Australia’s Sacred Uluru Monolith Is Closing to Tourists for Good This Weekend—So Tourists Are Rushing to Climb It
Tourists are rushing to the Australian outback this weekend to climb the continent's most iconic landmark one last time. As SBS News reports, Uluru-Kata Tjuta National Park will permanently close Uluru, formerly known as Ayers Rock, to climbers on Saturday, October 26, acknowledging the wishes of the Anangu people.
Centuries before Europeans colonized Australia, the massive rock formation known as Uluru was regarded as a sacred place. It plays a central role in some Aboriginal creation stories and tribes have used the surrounding area as a site for ceremonies for millennia.
In the most recent chapter of Australia's history, Uluru has transformed into something else: a tourist attraction. People come from around the world to climb to the pinnacle of the rock. But members of the indigenous Anangu group say that visitors don't treat the site with the reverence it deserves, and have long called for climbing to be banned.
In 2017, Uluru-Kata Tjuta National Park, which is jointly owned by the Anangu people and the Australian government, announced plans to ban climbers from Uluru. Since then, adventurers have been flocking to the site to cross it off their bucket list or scale it one last time. With the rock scheduled to close for good this Saturday, the site is busier than ever.

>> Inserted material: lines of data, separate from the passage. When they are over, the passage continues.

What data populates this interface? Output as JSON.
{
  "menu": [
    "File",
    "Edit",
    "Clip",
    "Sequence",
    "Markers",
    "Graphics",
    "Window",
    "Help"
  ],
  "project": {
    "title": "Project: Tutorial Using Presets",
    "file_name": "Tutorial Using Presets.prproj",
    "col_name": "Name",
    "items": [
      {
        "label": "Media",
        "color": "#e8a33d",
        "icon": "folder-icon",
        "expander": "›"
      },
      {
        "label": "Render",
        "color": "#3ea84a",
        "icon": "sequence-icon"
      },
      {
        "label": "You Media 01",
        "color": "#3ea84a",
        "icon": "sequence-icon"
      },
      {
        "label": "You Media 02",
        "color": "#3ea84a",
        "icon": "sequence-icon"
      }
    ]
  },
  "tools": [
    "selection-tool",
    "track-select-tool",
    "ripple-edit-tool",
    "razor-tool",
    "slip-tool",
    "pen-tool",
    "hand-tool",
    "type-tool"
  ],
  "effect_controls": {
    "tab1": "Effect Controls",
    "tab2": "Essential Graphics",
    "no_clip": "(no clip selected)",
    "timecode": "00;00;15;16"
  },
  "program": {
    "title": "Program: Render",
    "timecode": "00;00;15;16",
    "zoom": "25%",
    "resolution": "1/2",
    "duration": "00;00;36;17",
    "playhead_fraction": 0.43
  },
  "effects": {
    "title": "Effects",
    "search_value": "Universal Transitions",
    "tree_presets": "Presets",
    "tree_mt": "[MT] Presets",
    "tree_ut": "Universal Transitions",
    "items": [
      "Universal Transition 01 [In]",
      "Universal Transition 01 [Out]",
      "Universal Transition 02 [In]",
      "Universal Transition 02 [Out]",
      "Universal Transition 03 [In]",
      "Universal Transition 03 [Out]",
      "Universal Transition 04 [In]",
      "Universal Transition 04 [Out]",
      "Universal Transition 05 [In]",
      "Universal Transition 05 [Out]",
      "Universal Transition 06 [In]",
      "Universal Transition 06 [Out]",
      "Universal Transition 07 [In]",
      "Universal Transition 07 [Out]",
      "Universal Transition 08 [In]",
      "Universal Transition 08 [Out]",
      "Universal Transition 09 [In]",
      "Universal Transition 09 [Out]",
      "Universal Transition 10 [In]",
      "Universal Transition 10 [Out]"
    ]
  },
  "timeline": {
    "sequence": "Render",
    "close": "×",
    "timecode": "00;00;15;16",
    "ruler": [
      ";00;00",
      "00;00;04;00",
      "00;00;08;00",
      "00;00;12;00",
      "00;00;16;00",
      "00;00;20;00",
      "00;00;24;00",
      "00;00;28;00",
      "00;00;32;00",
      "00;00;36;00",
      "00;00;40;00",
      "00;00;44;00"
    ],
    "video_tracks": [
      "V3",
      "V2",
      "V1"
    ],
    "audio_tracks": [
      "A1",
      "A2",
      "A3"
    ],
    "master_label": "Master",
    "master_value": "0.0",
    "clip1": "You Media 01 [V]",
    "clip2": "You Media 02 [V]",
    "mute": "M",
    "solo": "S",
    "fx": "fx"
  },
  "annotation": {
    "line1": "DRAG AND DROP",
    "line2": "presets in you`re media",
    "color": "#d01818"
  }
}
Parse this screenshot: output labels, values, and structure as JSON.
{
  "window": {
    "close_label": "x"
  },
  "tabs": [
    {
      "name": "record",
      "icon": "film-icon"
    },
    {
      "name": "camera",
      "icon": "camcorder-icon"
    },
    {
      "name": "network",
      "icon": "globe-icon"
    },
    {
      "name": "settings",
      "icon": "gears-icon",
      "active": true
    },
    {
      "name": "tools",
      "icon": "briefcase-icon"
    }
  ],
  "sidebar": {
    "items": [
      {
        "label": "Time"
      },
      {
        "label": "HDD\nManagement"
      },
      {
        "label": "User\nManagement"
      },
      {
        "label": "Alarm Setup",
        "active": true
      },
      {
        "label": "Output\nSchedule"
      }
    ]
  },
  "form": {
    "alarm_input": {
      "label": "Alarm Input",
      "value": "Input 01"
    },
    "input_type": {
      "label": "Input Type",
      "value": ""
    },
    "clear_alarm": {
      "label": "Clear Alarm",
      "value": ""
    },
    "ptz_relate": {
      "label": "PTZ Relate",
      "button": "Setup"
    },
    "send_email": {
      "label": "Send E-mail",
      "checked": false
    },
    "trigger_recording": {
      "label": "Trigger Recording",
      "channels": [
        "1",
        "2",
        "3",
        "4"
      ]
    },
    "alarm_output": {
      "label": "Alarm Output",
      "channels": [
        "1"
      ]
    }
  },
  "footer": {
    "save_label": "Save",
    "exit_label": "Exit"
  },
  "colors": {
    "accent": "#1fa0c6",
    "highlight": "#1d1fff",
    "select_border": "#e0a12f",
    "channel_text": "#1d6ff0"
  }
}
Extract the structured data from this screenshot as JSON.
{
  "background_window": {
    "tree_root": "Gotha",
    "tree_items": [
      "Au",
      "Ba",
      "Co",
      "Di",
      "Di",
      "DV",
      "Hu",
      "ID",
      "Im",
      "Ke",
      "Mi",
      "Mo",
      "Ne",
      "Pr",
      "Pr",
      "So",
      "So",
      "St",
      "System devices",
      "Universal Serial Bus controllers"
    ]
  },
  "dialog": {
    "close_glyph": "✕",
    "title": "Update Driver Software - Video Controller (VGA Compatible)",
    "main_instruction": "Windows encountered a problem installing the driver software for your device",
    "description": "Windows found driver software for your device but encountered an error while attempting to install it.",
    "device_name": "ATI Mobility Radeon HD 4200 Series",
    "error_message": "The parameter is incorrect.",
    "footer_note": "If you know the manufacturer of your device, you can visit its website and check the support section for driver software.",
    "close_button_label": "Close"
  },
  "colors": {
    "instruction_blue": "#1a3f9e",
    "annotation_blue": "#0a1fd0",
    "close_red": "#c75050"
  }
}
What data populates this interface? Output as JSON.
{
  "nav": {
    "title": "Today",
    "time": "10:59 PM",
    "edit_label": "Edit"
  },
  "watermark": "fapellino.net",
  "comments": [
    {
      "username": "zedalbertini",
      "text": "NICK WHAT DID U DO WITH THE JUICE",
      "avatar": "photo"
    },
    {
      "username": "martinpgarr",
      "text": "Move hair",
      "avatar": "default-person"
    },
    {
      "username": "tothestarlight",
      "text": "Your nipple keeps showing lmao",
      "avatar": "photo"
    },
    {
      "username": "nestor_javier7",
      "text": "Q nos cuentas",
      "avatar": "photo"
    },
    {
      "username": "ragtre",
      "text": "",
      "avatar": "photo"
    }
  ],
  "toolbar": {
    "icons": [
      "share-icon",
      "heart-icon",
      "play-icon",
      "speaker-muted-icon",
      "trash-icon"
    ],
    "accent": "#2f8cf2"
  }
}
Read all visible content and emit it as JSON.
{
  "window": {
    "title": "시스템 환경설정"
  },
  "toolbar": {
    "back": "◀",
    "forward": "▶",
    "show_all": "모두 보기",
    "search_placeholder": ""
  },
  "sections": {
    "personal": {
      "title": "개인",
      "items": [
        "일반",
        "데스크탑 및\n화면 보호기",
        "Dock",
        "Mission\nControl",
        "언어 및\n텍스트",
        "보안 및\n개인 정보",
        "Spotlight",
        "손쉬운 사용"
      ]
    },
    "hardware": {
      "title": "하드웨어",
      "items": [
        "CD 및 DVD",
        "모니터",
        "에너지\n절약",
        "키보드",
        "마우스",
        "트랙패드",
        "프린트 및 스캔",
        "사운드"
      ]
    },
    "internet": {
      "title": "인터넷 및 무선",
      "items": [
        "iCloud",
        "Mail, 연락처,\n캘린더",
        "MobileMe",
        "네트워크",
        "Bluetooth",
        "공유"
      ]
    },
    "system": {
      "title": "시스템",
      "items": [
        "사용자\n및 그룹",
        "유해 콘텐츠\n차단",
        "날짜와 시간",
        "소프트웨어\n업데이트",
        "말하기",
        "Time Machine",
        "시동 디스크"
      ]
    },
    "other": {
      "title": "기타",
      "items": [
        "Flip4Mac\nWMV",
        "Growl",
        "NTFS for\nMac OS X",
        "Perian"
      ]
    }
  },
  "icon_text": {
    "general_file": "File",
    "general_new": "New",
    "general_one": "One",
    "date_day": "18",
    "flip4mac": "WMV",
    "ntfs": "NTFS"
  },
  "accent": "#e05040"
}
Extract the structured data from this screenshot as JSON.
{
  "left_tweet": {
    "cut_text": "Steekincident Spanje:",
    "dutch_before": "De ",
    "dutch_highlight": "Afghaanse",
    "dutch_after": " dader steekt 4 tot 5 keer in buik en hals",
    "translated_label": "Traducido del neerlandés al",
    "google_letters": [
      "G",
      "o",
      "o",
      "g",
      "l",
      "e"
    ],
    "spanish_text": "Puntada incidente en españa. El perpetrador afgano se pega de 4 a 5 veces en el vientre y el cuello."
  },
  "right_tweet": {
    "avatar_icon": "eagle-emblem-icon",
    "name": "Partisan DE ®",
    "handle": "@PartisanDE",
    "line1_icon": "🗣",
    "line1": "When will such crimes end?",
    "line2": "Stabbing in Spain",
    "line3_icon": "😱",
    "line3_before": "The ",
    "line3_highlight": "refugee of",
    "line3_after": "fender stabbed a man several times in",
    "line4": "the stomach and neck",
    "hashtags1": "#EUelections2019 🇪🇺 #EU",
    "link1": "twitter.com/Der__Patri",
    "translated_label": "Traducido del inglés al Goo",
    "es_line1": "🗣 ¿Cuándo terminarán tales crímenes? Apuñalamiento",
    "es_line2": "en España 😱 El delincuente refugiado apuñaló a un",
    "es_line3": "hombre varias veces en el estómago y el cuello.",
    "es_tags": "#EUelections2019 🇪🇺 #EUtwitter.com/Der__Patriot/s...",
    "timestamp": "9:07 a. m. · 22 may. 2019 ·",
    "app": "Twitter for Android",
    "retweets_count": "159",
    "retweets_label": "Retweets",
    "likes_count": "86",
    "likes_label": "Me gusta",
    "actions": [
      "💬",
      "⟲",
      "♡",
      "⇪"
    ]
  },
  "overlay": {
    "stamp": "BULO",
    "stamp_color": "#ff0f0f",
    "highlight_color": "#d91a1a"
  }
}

The controversy surrounding Uluru has been strong enough to inspire legends of a "curse" that befalls disrespectful tourists. Some hikers claim they've experiences streaks of bad luck after taking a rock from the landmark home with them. Mailing these cursed keepsakes back to the park has become so common that rangers have dubbed them "sorry rocks."